* TASK *
All of the data below should be returned exactly.

* STORED DATA *

━━━━━━━━━━

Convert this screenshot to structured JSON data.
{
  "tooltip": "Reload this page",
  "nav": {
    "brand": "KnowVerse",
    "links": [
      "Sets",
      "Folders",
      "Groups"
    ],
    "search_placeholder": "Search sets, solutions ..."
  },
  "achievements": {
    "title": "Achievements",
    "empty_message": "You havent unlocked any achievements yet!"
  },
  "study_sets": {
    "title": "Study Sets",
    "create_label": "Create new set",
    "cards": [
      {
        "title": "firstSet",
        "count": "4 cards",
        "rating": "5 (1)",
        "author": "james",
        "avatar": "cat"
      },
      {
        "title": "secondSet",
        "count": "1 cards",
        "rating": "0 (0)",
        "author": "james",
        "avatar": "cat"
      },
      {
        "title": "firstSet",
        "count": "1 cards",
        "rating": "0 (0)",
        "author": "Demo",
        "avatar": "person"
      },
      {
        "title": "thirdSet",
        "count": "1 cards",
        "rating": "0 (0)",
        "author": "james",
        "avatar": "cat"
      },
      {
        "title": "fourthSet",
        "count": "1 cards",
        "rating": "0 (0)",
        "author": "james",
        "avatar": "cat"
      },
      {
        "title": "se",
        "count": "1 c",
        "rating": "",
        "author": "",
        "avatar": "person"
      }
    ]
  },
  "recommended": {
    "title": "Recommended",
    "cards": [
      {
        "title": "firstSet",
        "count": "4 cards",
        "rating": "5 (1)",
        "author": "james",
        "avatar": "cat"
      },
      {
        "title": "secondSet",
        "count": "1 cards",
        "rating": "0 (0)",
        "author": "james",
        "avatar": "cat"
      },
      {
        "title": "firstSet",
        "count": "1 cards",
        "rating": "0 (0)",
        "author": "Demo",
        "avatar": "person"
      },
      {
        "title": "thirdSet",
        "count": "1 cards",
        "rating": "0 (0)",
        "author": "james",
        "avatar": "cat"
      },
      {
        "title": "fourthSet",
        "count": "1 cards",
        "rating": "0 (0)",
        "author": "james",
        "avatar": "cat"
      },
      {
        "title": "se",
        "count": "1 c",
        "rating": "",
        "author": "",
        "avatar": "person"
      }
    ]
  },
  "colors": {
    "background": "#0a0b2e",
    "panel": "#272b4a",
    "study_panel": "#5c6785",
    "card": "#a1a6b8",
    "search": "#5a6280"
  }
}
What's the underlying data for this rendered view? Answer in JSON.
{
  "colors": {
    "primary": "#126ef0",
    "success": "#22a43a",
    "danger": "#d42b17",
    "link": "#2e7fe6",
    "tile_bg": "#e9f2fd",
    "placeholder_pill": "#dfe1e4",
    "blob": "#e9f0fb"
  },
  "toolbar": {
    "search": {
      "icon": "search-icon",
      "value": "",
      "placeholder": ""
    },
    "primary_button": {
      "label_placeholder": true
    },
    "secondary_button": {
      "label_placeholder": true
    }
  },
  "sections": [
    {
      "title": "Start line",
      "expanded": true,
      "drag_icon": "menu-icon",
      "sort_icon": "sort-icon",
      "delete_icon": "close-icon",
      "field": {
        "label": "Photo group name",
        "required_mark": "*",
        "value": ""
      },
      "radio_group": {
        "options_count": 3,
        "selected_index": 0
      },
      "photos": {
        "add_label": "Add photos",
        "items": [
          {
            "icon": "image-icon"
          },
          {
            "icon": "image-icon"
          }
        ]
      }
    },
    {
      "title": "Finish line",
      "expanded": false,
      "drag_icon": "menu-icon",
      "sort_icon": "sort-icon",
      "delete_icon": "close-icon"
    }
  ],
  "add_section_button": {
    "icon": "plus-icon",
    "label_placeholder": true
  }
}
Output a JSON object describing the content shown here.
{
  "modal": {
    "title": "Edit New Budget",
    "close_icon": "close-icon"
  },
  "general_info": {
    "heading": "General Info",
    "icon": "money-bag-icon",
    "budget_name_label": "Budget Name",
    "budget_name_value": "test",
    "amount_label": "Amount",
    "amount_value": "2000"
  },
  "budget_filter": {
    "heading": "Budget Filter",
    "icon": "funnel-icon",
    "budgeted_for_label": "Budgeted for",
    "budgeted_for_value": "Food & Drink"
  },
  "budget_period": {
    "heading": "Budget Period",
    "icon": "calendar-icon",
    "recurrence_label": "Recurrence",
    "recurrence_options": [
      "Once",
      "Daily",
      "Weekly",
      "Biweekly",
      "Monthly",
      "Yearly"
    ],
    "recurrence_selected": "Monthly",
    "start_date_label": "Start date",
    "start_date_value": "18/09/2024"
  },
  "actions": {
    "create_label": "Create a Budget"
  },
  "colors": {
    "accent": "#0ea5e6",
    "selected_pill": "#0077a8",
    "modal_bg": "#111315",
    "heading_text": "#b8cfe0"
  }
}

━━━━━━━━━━

* WRITTEN RESPONSE *
Convert this screenshot to structured JSON data.
{
  "tooltip": "Reload this page",
  "nav": {
    "brand": "KnowVerse",
    "links": [
      "Sets",
      "Folders",
      "Groups"
    ],
    "search_placeholder": "Search sets, solutions ..."
  },
  "achievements": {
    "title": "Achievements",
    "empty_message": "You havent unlocked any achievements yet!"
  },
  "study_sets": {
    "title": "Study Sets",
    "create_label": "Create new set",
    "cards": [
      {
        "title": "firstSet",
        "count": "4 cards",
        "rating": "5 (1)",
        "author": "james",
        "avatar": "cat"
      },
      {
        "title": "secondSet",
        "count": "1 cards",
        "rating": "0 (0)",
        "author": "james",
        "avatar": "cat"
      },
      {
        "title": "firstSet",
        "count": "1 cards",
        "rating": "0 (0)",
        "author": "Demo",
        "avatar": "person"
      },
      {
        "title": "thirdSet",
        "count": "1 cards",
        "rating": "0 (0)",
        "author": "james",
        "avatar": "cat"
      },
      {
        "title": "fourthSet",
        "count": "1 cards",
        "rating": "0 (0)",
        "author": "james",
        "avatar": "cat"
      },
      {
        "title": "se",
        "count": "1 c",
        "rating": "",
        "author": "",
        "avatar": "person"
      }
    ]
  },
  "recommended": {
    "title": "Recommended",
    "cards": [
      {
        "title": "firstSet",
        "count": "4 cards",
        "rating": "5 (1)",
        "author": "james",
        "avatar": "cat"
      },
      {
        "title": "secondSet",
        "count": "1 cards",
        "rating": "0 (0)",
        "author": "james",
        "avatar": "cat"
      },
      {
        "title": "firstSet",
        "count": "1 cards",
        "rating": "0 (0)",
        "author": "Demo",
        "avatar": "person"
      },
      {
        "title": "thirdSet",
        "count": "1 cards",
        "rating": "0 (0)",
        "author": "james",
        "avatar": "cat"
      },
      {
        "title": "fourthSet",
        "count": "1 cards",
        "rating": "0 (0)",
        "author": "james",
        "avatar": "cat"
      },
      {
        "title": "se",
        "count": "1 c",
        "rating": "",
        "author": "",
        "avatar": "person"
      }
    ]
  },
  "colors": {
    "background": "#0a0b2e",
    "panel": "#272b4a",
    "study_panel": "#5c6785",
    "card": "#a1a6b8",
    "search": "#5a6280"
  }
}
What's the underlying data for this rendered view? Answer in JSON.
{
  "colors": {
    "primary": "#126ef0",
    "success": "#22a43a",
    "danger": "#d42b17",
    "link": "#2e7fe6",
    "tile_bg": "#e9f2fd",
    "placeholder_pill": "#dfe1e4",
    "blob": "#e9f0fb"
  },
  "toolbar": {
    "search": {
      "icon": "search-icon",
      "value": "",
      "placeholder": ""
    },
    "primary_button": {
      "label_placeholder": true
    },
    "secondary_button": {
      "label_placeholder": true
    }
  },
  "sections": [
    {
      "title": "Start line",
      "expanded": true,
      "drag_icon": "menu-icon",
      "sort_icon": "sort-icon",
      "delete_icon": "close-icon",
      "field": {
        "label": "Photo group name",
        "required_mark": "*",
        "value": ""
      },
      "radio_group": {
        "options_count": 3,
        "selected_index": 0
      },
      "photos": {
        "add_label": "Add photos",
        "items": [
          {
            "icon": "image-icon"
          },
          {
            "icon": "image-icon"
          }
        ]
      }
    },
    {
      "title": "Finish line",
      "expanded": false,
      "drag_icon": "menu-icon",
      "sort_icon": "sort-icon",
      "delete_icon": "close-icon"
    }
  ],
  "add_section_button": {
    "icon": "plus-icon",
    "label_placeholder": true
  }
}
Output a JSON object describing the content shown here.
{
  "modal": {
    "title": "Edit New Budget",
    "close_icon": "close-icon"
  },
  "general_info": {
    "heading": "General Info",
    "icon": "money-bag-icon",
    "budget_name_label": "Budget Name",
    "budget_name_value": "test",
    "amount_label": "Amount",
    "amount_value": "2000"
  },
  "budget_filter": {
    "heading": "Budget Filter",
    "icon": "funnel-icon",
    "budgeted_for_label": "Budgeted for",
    "budgeted_for_value": "Food & Drink"
  },
  "budget_period": {
    "heading": "Budget Period",
    "icon": "calendar-icon",
    "recurrence_label": "Recurrence",
    "recurrence_options": [
      "Once",
      "Daily",
      "Weekly",
      "Biweekly",
      "Monthly",
      "Yearly"
    ],
    "recurrence_selected": "Monthly",
    "start_date_label": "Start date",
    "start_date_value": "18/09/2024"
  },
  "actions": {
    "create_label": "Create a Budget"
  },
  "colors": {
    "accent": "#0ea5e6",
    "selected_pill": "#0077a8",
    "modal_bg": "#111315",
    "heading_text": "#b8cfe0"
  }
}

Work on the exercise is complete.